* WORK INSTRUCTIONS *
Copy every line in the records below that contains the word "Temperature".

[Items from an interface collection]
····················
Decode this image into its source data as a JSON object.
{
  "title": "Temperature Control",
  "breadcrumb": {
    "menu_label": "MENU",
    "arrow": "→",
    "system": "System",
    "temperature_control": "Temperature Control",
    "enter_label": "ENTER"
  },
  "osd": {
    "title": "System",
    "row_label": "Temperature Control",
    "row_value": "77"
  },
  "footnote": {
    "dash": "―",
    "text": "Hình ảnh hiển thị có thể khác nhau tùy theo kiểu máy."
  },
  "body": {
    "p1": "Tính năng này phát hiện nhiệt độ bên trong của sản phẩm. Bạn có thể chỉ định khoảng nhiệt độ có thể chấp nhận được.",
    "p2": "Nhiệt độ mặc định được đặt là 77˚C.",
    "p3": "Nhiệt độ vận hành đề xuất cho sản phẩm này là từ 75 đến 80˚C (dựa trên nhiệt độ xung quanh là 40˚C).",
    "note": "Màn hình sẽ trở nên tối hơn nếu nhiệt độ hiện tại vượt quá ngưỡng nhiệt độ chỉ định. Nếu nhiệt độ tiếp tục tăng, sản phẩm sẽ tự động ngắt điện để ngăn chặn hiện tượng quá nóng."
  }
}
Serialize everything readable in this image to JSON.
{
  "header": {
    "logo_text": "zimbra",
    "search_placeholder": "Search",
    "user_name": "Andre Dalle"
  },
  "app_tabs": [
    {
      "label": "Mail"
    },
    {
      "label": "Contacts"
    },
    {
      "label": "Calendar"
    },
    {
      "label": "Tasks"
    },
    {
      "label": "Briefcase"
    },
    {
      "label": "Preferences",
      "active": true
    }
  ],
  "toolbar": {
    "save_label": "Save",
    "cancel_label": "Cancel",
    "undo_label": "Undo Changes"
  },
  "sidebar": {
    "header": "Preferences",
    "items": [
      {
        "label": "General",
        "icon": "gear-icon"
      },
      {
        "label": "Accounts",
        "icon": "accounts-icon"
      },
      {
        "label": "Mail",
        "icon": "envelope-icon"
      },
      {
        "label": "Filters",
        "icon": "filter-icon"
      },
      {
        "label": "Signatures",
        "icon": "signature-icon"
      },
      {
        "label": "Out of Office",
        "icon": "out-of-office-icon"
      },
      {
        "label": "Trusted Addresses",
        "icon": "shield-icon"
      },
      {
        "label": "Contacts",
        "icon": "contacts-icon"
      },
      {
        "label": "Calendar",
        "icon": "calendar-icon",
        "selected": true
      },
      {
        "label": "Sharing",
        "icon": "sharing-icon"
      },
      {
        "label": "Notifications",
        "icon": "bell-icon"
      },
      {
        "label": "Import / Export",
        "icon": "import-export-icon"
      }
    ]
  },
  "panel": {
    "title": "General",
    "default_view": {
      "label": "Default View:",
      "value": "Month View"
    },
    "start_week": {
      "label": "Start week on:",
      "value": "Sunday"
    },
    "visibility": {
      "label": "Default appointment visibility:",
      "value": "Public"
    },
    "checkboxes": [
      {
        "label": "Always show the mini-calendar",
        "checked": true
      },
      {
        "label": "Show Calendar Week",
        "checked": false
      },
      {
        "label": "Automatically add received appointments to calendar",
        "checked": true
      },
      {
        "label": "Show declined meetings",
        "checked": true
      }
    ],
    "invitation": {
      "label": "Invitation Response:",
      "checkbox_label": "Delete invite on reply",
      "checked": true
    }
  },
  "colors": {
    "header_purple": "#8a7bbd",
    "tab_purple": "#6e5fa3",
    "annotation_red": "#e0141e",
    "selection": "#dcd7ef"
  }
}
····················
* TASK OUTPUT *
  "title": "Temperature Control",
    "temperature_control": "Temperature Control",
    "row_label": "Temperature Control",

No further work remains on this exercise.